The Future: What the NHS will leave.

The Land

David Ainslie’s bequest returned to us the central part of the green corridor, originally the old Borough Muir and known as the city’s Common Good. This corridor stretches south from the Meadows, through Bruntsfield Links into the Astley Ainslie, onto Blackford Hill and the Braidburn Valley Park and out into the Pentland Hills.

As Walter Scott predicted two hundred years ago, the land now contains an impressive number and range of trees, which were officially assessed and listed in 1998. There are 67 different kinds from all over the world, in total more than 1700 trees (excluding the spruce plantation on the south edge). The City’s report, by R H Watson, accounts for: ‘a good number of very fine specimens, some are among the finest in Edinburgh’. The City’s Development Brief (2002) defines it as, ‘the most extensive and complete Victorian urban treescape left in South Edinburgh.’ The comparative place in the north of the city is the Royal Botanic Gardens, so this is highly significant.

From the early nineteenth century, the industrial revolution alienated the people from the land. Our knowledge and experience of nature is now slender. We need to recreate the understanding that we are only a part of nature and that we are wholly dependent upon it for our lives and survival. This landscape, which is still essentially green, is an oasis. The trees provide the oxygen, which we need to breathe, and filter much of the pollution filling our atmosphere. They balance and contain the water we need from the rain and underground water table. They stabilise the land, and provide an environment for other essential life forms.
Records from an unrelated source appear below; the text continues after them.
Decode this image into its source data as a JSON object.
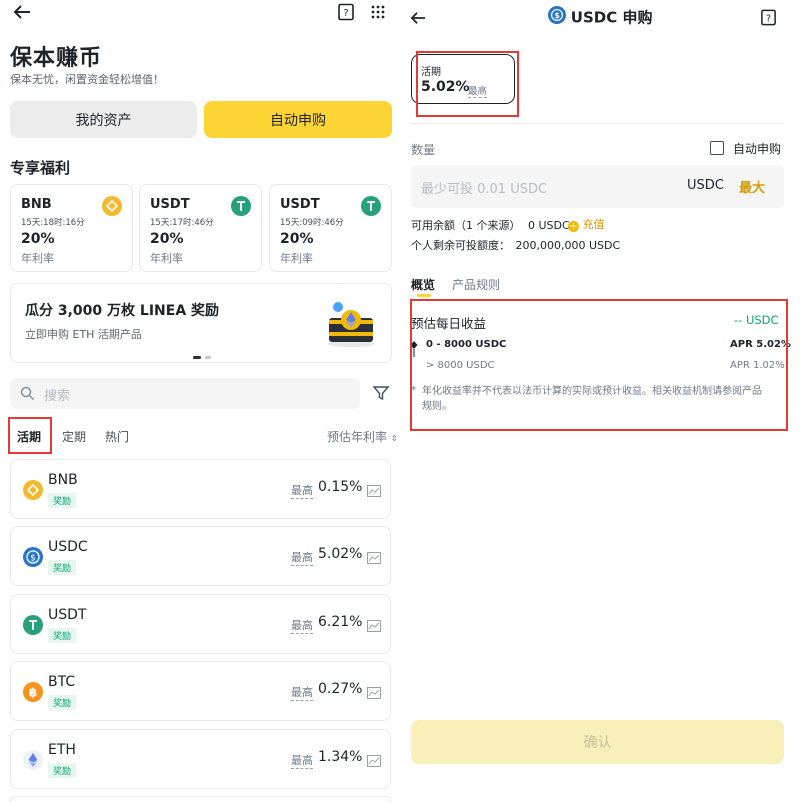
{
  "colors": {
    "brand_yellow": "#fcd535",
    "green": "#0ca678",
    "highlight_red": "#e53935",
    "gold_text": "#d89b00"
  },
  "left": {
    "header": {
      "back_icon": "arrow-left-icon",
      "book_icon": "book-icon",
      "grid_icon": "grid-icon"
    },
    "title": "保本赚币",
    "subtitle": "保本无忧，闲置资金轻松增值！",
    "buttons": {
      "my_assets": "我的资产",
      "auto_subscribe": "自动申购"
    },
    "perks_title": "专享福利",
    "perks": [
      {
        "asset": "BNB",
        "countdown": "15天:18时:16分",
        "apr": "20%",
        "apr_label": "年利率",
        "color": "#f3ba2f"
      },
      {
        "asset": "USDT",
        "countdown": "15天:17时:46分",
        "apr": "20%",
        "apr_label": "年利率",
        "color": "#26a17b"
      },
      {
        "asset": "USDT",
        "countdown": "15天:09时:46分",
        "apr": "20%",
        "apr_label": "年利率",
        "color": "#26a17b"
      }
    ],
    "banner": {
      "title": "瓜分 3,000 万枚 LINEA 奖励",
      "subtitle": "立即申购 ETH 活期产品"
    },
    "search": {
      "placeholder": "搜索"
    },
    "tabs": [
      "活期",
      "定期",
      "热门"
    ],
    "sort_label": "预估年利率",
    "assets": [
      {
        "name": "BNB",
        "tag": "奖励",
        "high_label": "最高",
        "apr": "0.15%",
        "color": "#f3ba2f"
      },
      {
        "name": "USDC",
        "tag": "奖励",
        "high_label": "最高",
        "apr": "5.02%",
        "color": "#2775ca"
      },
      {
        "name": "USDT",
        "tag": "奖励",
        "high_label": "最高",
        "apr": "6.21%",
        "color": "#26a17b"
      },
      {
        "name": "BTC",
        "tag": "奖励",
        "high_label": "最高",
        "apr": "0.27%",
        "color": "#f7931a"
      },
      {
        "name": "ETH",
        "tag": "奖励",
        "high_label": "最高",
        "apr": "1.34%",
        "color": "#627eea"
      }
    ]
  },
  "right": {
    "title": "USDC 申购",
    "product": {
      "type": "活期",
      "apr": "5.02%",
      "high_label": "最高"
    },
    "quantity_label": "数量",
    "auto_subscribe_label": "自动申购",
    "amount": {
      "placeholder": "最少可投 0.01 USDC",
      "currency": "USDC",
      "max_label": "最大"
    },
    "available": {
      "label": "可用余额（1 个来源）",
      "value": "0 USDC",
      "recharge": "充值"
    },
    "personal_limit": {
      "label": "个人剩余可投额度：",
      "value": "200,000,000 USDC"
    },
    "tabs": [
      "概览",
      "产品规则"
    ],
    "daily_earnings": {
      "label": "预估每日收益",
      "value": "-- USDC"
    },
    "tiers": [
      {
        "range": "0 - 8000 USDC",
        "apr": "APR 5.02%"
      },
      {
        "range": "> 8000 USDC",
        "apr": "APR 1.02%"
      }
    ],
    "disclaimer": "年化收益率并不代表以法币计算的实际或预计收益。相关收益机制请参阅产品规则。",
    "confirm_label": "确认"
  }
}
They are important to our health and happiness.

The land, and the life it supports, is surrounded by a much increased human population of all ages. It is within walking distance of large numbers of people, and easily reached by public transport; it is accessible to the disabled and to small children.

It can be used for education in its wide sense, to allow the young to make intelligent decisions about the future, to allow people to understand and look further into the extraordinary complexity of nature. Developed as a sophisticated garden, it could work with the NHS, the RBGE, the Forestry Commission, Historic Environment, the Universities, care homes, the schools, and individuals who are interested in gardening and natural food. It could accommodate a modern physic garden, greenhouses, allotments, places to walk and places to sit, wild areas.

The Buildings

The Astley Ainslie ground contains the site of the St Roque Chapel and its cemetery; a strong group of listed buildings from the nineteenth and twentieth century; and other hospital buildings put up between the 1920s and the 21st century. Most of these require and deserve upgrading and re-use.